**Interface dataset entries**
# # # # #

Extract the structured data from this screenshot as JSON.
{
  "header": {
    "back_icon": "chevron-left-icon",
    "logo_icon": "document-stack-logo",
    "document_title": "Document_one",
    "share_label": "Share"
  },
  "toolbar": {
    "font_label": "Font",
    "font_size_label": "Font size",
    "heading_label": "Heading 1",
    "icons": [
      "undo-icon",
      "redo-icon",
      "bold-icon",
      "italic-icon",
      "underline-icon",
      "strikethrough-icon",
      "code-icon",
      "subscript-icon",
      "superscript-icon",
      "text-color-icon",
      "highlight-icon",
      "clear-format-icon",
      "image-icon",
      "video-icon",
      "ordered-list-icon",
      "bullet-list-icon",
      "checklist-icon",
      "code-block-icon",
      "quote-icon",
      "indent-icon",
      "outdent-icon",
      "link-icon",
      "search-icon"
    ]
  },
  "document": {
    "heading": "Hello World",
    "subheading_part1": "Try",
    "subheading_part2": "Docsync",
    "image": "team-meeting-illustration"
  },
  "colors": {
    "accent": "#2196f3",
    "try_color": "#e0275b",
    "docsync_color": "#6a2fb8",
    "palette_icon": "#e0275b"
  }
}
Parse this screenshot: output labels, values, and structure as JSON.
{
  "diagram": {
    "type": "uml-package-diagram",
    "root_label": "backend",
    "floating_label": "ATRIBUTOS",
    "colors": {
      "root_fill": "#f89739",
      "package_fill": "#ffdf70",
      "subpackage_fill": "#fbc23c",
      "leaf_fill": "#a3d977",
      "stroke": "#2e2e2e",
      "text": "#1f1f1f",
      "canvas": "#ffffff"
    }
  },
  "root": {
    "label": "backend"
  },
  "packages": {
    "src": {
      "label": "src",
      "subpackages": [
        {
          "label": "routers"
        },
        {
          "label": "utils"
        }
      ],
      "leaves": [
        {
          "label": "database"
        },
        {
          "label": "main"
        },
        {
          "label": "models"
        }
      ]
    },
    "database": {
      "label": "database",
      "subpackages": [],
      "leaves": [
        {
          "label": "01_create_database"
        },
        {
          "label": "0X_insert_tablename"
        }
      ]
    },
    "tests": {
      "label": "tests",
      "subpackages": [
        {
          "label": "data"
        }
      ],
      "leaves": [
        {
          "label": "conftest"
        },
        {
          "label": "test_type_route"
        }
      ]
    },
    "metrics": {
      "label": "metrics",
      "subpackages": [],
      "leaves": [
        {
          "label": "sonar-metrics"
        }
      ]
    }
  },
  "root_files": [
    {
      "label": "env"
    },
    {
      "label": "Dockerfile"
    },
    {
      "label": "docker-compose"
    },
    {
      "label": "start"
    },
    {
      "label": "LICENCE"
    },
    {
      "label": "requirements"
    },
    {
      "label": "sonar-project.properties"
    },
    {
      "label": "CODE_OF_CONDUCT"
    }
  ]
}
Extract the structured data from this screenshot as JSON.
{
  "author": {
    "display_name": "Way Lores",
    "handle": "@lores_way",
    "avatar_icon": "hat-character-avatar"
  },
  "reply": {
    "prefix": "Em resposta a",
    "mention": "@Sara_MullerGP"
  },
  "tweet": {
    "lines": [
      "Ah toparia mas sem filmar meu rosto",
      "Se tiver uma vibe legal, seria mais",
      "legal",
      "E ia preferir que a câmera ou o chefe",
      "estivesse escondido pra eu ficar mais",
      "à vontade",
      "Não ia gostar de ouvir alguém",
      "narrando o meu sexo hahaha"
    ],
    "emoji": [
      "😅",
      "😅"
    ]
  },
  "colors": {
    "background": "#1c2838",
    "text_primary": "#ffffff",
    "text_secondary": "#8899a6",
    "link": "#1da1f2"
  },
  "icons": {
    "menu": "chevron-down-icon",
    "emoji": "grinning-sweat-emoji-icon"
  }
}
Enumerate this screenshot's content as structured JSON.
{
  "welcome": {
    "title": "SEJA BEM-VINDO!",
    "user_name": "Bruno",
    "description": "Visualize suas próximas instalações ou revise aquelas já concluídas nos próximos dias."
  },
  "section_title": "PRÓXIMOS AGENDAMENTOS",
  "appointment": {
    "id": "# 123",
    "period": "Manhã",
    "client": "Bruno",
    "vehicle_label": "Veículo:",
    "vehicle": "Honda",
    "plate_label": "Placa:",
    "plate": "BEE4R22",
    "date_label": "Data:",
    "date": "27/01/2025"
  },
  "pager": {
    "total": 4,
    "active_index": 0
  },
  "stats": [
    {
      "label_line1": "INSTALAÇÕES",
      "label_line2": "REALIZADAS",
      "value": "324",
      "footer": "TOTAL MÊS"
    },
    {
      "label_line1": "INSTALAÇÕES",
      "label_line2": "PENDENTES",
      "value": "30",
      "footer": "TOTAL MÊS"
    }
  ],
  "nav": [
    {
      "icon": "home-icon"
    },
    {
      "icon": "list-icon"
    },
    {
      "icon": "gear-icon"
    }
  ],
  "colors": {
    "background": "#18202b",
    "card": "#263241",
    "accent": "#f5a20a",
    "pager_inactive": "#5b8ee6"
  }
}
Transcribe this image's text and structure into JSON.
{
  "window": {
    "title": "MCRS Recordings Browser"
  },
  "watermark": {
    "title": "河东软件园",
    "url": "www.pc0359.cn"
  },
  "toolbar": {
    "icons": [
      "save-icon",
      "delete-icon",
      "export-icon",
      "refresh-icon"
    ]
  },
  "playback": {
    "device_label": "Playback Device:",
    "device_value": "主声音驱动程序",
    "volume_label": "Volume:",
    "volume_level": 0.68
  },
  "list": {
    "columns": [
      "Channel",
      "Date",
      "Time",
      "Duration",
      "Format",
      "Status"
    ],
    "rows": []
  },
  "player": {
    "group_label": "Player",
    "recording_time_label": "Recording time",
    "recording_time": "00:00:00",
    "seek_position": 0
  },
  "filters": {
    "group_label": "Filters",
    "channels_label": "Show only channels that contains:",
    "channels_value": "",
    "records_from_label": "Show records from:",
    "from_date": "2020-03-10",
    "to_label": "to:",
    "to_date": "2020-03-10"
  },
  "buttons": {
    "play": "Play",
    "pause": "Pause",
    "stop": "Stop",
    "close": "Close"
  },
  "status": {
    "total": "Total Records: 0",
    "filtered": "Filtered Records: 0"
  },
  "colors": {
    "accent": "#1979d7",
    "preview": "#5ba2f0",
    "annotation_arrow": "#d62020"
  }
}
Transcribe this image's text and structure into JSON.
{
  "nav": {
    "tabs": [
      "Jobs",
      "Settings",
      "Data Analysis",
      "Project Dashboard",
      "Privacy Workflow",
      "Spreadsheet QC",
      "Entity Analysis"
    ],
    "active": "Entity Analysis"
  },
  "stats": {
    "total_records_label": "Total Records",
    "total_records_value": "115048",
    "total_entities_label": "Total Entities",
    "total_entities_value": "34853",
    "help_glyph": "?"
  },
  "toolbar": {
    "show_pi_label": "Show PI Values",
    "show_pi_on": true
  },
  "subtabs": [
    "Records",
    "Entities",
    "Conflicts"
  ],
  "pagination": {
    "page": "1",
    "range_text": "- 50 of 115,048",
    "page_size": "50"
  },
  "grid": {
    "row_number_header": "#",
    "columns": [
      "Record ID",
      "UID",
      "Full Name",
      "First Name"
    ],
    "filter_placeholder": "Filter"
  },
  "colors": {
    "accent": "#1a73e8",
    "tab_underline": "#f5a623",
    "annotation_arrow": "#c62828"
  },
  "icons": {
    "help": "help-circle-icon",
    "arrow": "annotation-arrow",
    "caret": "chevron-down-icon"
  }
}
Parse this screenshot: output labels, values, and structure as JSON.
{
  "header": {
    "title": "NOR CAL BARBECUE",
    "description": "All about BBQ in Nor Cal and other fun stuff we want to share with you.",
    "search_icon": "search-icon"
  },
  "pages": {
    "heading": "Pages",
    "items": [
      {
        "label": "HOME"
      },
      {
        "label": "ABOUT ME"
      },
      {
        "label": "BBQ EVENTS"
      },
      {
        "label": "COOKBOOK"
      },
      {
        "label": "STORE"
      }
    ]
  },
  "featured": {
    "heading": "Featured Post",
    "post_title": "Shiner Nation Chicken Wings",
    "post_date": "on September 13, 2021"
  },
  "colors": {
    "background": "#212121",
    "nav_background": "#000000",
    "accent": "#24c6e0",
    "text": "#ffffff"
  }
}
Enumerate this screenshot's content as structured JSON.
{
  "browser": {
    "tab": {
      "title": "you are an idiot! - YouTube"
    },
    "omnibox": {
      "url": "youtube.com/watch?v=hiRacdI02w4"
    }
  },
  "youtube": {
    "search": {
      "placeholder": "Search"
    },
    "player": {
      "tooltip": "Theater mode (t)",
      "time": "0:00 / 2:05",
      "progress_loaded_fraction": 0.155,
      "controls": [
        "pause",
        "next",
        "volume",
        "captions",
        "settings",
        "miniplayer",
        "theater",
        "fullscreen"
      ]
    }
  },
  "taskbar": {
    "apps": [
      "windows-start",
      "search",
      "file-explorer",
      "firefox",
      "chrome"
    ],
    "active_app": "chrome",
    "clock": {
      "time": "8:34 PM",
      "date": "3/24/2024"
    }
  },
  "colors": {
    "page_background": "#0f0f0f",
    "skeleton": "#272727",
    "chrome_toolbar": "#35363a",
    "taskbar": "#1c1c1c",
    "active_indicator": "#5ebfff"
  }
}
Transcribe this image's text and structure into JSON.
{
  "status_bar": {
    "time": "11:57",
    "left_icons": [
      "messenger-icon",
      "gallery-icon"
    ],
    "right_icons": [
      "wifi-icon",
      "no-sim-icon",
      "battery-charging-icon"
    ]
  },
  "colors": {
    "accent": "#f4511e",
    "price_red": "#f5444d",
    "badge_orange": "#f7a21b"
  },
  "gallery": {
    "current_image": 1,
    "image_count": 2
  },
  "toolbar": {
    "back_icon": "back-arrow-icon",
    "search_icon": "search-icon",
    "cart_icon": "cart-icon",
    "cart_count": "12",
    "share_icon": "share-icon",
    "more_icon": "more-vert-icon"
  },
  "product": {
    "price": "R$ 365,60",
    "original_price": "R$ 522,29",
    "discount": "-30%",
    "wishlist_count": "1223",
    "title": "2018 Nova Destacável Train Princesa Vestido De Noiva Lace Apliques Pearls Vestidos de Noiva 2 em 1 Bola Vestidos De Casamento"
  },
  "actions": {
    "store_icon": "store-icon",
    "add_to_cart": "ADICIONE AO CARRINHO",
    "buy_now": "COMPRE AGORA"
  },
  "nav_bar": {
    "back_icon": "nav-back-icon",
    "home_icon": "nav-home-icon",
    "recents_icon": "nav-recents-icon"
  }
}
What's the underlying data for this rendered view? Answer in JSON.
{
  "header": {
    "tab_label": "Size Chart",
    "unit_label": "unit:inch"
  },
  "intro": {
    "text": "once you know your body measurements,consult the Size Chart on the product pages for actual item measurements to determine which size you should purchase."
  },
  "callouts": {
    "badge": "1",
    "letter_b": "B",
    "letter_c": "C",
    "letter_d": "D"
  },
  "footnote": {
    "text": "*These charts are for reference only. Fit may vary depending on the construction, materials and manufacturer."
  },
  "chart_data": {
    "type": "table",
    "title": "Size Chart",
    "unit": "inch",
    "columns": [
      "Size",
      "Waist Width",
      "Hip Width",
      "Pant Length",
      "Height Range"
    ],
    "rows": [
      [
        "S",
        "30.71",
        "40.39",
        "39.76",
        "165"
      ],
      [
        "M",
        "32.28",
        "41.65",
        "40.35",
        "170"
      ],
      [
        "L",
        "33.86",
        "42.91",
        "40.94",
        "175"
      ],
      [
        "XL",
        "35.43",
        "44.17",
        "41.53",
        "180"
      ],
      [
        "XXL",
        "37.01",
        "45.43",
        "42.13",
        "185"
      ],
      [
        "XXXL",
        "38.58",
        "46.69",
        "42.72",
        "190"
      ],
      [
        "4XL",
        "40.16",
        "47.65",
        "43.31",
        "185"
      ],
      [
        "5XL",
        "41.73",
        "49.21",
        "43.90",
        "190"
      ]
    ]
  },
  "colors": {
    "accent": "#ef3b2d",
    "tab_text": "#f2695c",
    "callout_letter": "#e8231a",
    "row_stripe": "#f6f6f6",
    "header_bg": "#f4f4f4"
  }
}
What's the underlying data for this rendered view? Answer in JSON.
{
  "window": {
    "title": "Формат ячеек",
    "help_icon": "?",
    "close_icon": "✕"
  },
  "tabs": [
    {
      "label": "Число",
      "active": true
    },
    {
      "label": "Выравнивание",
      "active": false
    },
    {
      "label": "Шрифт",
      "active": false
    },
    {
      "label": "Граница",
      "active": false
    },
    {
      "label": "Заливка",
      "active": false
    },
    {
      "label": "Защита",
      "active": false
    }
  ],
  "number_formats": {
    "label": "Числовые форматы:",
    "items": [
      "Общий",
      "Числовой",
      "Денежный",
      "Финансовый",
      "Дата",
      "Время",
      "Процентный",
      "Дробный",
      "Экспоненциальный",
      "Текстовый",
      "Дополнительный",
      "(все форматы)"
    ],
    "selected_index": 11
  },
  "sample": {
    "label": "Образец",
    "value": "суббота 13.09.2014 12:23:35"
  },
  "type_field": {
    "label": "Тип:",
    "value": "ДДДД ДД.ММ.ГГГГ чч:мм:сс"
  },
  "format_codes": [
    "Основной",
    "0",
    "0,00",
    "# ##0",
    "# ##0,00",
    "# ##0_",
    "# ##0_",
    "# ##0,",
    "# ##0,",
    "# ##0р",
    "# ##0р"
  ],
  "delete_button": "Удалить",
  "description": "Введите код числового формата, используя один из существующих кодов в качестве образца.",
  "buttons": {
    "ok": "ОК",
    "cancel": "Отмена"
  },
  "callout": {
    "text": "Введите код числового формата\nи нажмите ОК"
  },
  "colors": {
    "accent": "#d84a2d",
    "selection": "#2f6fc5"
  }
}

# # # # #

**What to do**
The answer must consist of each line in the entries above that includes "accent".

**Solution to the exercise**
    "accent": "#2196f3",
    "accent": "#f5a20a",
    "accent": "#1979d7",
    "accent": "#1a73e8",
    "accent": "#24c6e0",
    "accent": "#f4511e",
    "accent": "#ef3b2d",
    "accent": "#d84a2d",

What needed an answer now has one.